by Clara I Duncan, John J Reynolds-Wright, Sharon T Cameron
BMJ SRH Journal 2021;12 January:1-2 DOI: 10.1136/bmjsrh-2020-bsacp.2
This abstract was published as part of a group of five abstracts for the Online Webinar Conference Jointly Organised by the British Society of Abortion Care Providers and the Royal Society of Medicine’s Sexuality & Sexual Health Section, held on 12 October 2020.
Background – Routine ultrasound may be used in abortion services to determine gestational age and confirm an intrauterine pregnancy. However, women may present before there is definitive evidence of an intrauterine pregnancy and the utility of routine ultrasound in excluding ectopic pregnancy is unclear. We sought to determine the rate of ectopic pregnancy and the utility of routine ultrasound in their detection, in a community abortion service.
Methods – Retrospective case record review of women requesting abortion over 5 years (2015–2019) at a service conducting routine ultrasound (Edinburgh, UK), with an outcome of ectopic pregnancy or pregnancy of unknown location (PUL). Records were searched for symptoms at presentation, development of symptoms during clinical care, significant risk factors and routine ultrasound findings.

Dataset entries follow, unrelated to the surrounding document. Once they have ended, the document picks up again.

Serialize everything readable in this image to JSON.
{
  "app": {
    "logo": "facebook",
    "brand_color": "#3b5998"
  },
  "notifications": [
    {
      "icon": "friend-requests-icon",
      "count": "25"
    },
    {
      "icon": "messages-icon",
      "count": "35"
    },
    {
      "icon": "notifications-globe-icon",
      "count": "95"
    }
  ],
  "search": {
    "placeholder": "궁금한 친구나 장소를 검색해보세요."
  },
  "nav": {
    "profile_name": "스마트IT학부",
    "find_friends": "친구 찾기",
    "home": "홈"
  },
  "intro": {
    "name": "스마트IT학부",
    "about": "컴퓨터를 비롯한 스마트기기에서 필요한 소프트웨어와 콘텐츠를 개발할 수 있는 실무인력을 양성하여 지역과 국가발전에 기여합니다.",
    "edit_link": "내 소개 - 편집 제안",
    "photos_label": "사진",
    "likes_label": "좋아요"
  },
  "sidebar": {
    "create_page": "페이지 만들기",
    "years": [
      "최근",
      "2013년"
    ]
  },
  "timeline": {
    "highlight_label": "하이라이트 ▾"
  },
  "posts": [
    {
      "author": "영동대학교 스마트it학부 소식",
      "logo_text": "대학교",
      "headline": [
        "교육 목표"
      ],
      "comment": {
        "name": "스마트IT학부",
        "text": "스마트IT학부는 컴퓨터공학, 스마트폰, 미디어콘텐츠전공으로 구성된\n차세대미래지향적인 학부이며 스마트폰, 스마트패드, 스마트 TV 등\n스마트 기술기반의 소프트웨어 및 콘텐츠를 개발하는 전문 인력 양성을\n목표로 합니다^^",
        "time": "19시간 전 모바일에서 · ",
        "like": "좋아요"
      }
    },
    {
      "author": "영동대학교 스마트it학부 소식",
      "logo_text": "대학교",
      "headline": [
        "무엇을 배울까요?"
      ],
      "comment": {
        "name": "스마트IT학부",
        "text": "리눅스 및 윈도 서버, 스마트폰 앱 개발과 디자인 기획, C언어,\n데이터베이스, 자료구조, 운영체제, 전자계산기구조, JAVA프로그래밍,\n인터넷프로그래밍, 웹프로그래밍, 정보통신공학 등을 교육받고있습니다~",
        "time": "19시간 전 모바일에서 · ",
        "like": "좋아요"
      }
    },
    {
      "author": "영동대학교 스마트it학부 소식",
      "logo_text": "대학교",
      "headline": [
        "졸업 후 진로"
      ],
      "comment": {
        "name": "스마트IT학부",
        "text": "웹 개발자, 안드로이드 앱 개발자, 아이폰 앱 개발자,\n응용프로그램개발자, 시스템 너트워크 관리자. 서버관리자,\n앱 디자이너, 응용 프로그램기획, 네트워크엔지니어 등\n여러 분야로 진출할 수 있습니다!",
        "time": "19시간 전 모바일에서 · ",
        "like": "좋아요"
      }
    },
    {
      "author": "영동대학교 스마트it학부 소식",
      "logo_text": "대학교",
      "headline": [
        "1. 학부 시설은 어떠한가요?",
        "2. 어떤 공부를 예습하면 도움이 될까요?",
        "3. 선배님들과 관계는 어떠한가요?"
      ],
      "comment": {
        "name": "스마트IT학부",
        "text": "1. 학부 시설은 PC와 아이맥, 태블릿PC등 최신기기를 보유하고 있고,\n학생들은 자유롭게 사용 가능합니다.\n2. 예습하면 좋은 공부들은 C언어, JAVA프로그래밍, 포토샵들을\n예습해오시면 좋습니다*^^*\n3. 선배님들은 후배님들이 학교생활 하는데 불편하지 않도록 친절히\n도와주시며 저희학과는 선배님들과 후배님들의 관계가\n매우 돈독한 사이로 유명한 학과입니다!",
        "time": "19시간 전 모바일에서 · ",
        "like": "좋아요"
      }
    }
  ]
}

Results – 29 out of 11 381 women (0.25%, 95% CI 0.18%– 0.33%) had an outcome of ectopic pregnancy or PUL (tubal=18, caesarean scar=1, heterotopic=1, PUL=9). 11 (38%) cases had either symptoms at presentation (n=8) and/or significant risk factors for ectopic (n=4). A further 12 women developed symptoms during their clinical care. Of the remaining 6, 3 were PUL treated with methotrexate and 3 were ectopic (salpingectomy=2, methotrexate=1). However, in 2 of these 6 cases, ultrasound falsely indicated an intrauterine pregnancy.
Conclusions – Ectopic pregnancies are uncommon amongst women presenting for abortion. The value of routine ultrasound in excluding ectopic pregnancy in symptom-free women without significant risk factors is questionable as it may aid detection of some cases but may give false reassurance that a pregnancy is intrauterine.